What to do.
Check every line of the entries for "background", and copy the lines that hold it.

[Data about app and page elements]
======
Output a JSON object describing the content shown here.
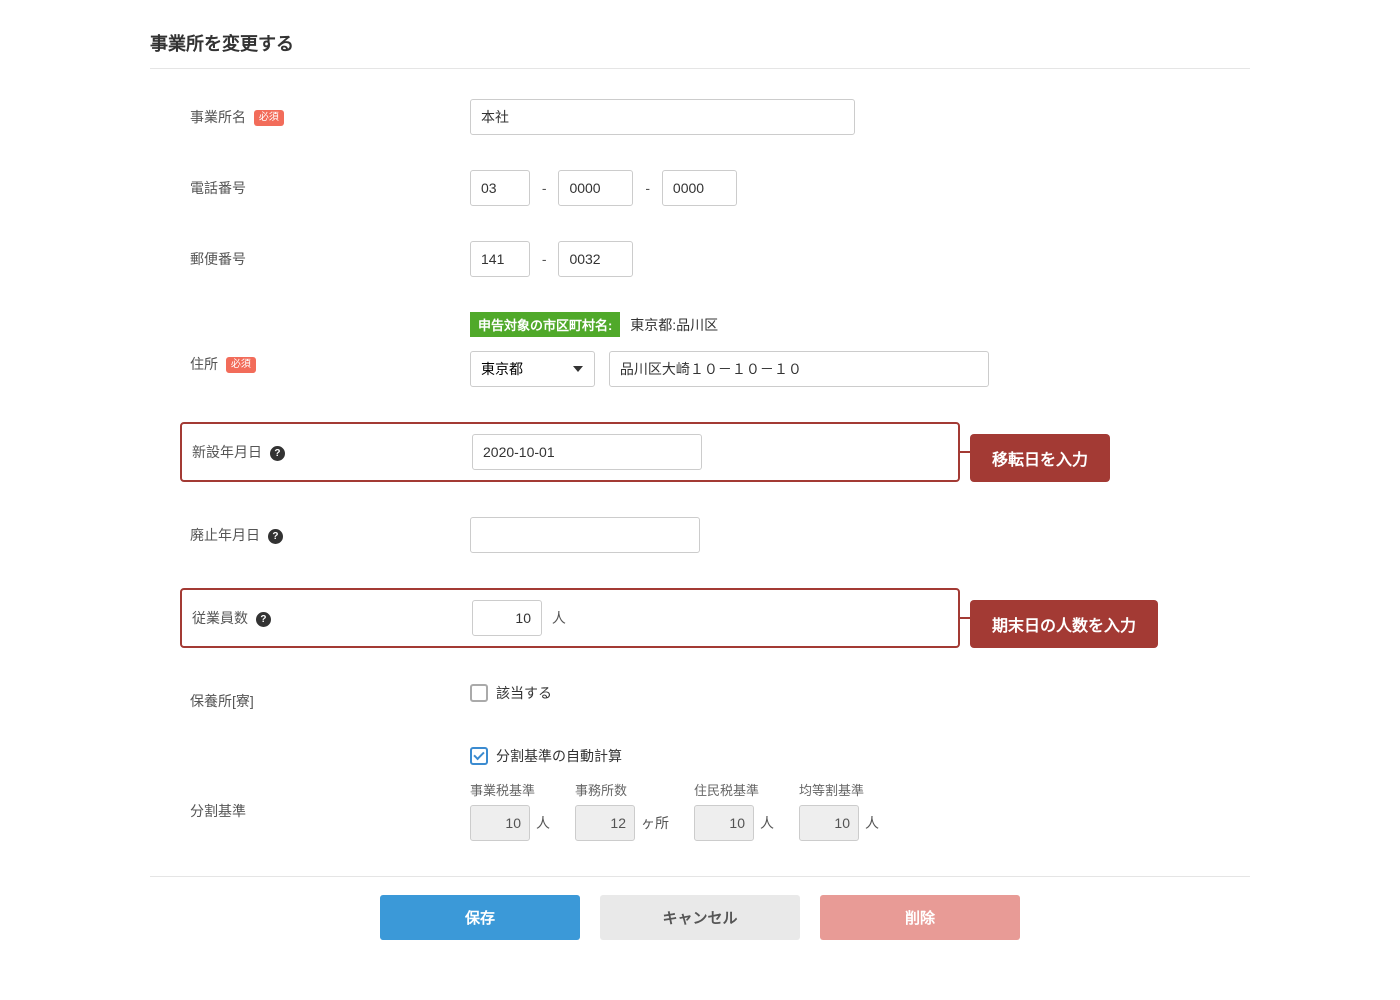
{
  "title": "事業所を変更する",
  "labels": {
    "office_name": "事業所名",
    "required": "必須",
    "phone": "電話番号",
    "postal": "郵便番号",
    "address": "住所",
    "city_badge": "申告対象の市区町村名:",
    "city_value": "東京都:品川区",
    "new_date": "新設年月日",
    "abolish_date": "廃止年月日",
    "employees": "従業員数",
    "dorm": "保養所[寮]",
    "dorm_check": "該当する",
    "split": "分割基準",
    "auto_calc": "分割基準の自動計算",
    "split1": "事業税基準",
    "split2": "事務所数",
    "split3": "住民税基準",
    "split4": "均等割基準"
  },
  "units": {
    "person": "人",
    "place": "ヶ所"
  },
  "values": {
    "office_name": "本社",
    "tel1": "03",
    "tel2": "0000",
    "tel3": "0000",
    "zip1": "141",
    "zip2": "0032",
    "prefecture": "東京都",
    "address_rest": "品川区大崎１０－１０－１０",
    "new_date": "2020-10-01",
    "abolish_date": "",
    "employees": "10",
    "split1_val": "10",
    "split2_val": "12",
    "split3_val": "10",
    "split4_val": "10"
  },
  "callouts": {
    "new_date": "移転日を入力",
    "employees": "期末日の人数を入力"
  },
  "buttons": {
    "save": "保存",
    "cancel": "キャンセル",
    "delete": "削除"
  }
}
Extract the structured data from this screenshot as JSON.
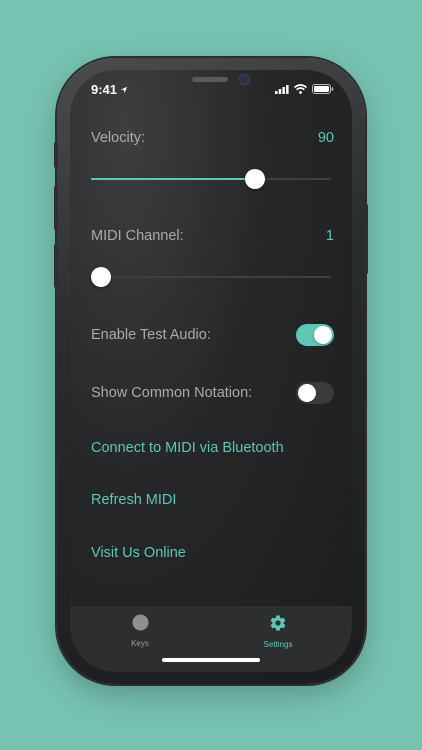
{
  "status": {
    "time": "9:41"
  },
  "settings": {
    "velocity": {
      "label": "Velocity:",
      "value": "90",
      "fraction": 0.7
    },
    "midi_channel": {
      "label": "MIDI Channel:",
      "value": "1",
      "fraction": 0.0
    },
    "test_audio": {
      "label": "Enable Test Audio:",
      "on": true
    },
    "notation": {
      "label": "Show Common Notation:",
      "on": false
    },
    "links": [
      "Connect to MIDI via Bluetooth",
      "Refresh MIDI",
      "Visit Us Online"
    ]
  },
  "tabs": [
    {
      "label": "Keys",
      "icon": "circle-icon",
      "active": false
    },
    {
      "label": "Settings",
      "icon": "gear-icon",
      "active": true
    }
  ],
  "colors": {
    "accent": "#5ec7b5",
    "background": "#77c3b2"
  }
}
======
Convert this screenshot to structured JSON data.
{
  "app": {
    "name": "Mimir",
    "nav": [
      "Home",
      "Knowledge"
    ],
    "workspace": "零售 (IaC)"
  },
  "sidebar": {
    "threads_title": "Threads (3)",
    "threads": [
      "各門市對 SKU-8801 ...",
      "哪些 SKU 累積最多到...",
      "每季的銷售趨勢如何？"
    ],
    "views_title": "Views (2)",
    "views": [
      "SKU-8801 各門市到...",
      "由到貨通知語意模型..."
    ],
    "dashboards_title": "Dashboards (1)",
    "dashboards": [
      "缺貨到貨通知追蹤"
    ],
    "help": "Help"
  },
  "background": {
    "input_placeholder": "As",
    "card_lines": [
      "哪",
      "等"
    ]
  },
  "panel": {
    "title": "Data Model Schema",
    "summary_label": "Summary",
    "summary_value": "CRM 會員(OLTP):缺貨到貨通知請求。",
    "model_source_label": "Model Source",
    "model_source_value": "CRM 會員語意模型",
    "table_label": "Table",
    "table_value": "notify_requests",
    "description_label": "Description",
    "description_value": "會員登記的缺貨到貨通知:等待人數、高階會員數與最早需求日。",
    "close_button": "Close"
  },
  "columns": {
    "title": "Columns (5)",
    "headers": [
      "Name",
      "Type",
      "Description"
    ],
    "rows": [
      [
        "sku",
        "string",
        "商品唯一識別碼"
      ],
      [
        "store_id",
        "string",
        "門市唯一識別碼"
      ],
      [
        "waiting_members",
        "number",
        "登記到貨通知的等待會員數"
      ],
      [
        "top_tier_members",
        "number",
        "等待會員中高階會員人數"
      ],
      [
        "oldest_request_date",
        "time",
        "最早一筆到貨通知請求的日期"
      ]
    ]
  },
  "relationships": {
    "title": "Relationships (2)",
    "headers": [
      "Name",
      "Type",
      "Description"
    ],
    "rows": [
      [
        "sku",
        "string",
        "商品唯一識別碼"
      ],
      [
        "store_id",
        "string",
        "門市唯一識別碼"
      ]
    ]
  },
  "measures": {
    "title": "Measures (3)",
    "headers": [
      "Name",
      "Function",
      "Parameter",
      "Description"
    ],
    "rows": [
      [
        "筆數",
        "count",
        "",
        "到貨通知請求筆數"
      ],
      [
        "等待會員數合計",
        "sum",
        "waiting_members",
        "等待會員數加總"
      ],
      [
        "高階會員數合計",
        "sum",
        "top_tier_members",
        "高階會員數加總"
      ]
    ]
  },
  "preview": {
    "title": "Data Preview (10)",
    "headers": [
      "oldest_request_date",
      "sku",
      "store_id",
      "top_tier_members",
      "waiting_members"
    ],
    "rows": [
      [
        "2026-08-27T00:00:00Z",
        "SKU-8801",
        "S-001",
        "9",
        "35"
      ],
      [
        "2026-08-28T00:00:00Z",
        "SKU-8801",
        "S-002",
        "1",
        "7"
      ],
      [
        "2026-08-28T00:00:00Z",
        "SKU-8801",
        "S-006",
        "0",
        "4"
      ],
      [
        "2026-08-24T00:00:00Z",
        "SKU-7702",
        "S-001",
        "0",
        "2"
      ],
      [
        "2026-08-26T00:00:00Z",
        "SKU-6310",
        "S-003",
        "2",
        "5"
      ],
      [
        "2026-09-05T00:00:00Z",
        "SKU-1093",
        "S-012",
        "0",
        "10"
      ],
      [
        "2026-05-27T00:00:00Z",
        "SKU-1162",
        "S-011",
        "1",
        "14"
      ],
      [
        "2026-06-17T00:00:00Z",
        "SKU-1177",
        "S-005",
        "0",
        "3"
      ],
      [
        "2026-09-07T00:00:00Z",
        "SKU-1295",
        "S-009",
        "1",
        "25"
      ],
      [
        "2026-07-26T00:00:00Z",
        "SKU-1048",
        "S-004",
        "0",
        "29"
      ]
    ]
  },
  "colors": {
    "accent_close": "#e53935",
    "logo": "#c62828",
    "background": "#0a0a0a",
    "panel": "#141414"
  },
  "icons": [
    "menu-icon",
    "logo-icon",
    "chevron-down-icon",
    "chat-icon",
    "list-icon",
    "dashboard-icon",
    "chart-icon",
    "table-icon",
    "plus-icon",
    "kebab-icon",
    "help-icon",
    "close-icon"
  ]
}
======
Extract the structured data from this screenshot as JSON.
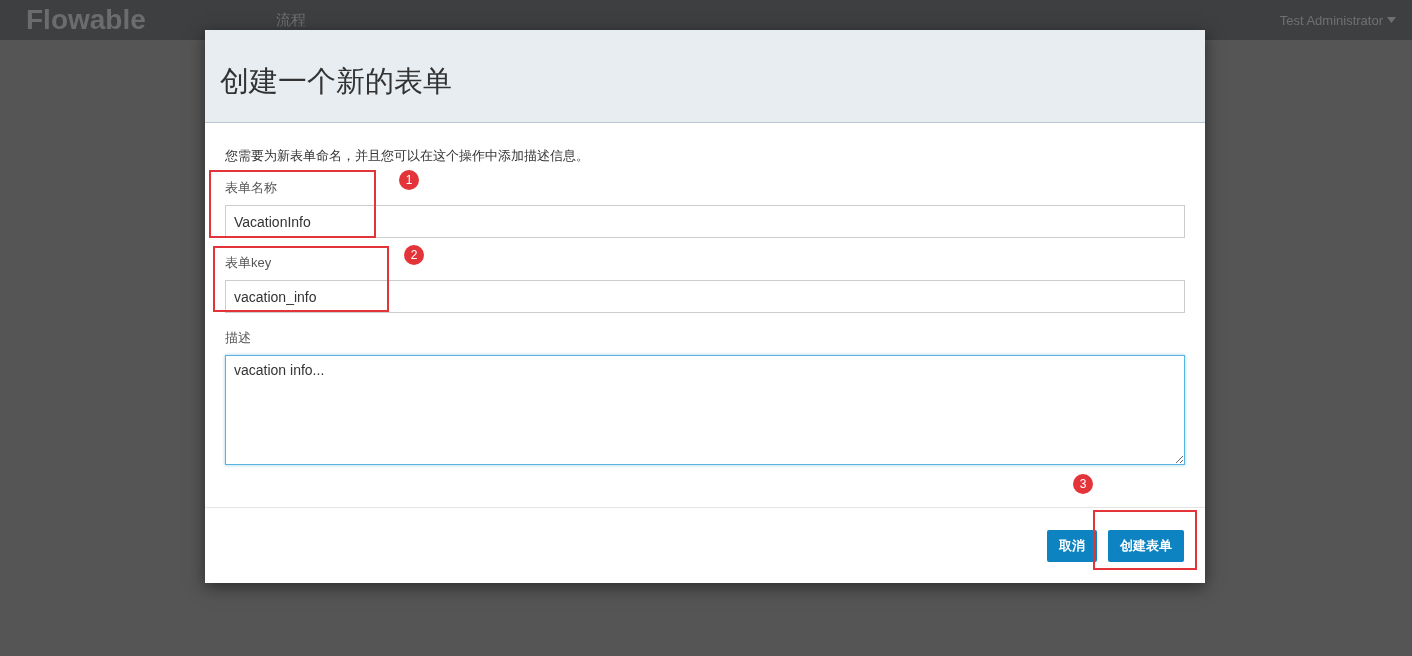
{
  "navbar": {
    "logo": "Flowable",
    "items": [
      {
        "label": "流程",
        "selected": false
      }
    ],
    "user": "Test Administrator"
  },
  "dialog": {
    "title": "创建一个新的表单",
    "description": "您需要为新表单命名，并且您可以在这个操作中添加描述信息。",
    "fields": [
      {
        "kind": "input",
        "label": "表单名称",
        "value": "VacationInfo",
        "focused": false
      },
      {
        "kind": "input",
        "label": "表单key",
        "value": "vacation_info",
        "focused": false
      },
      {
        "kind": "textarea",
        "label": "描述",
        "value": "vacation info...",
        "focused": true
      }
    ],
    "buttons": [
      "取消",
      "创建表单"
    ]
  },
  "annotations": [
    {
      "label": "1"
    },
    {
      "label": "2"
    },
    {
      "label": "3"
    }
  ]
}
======
Reply.
    "background": "#77c3b2"
  "background": {
    "background": "#0a0a0a",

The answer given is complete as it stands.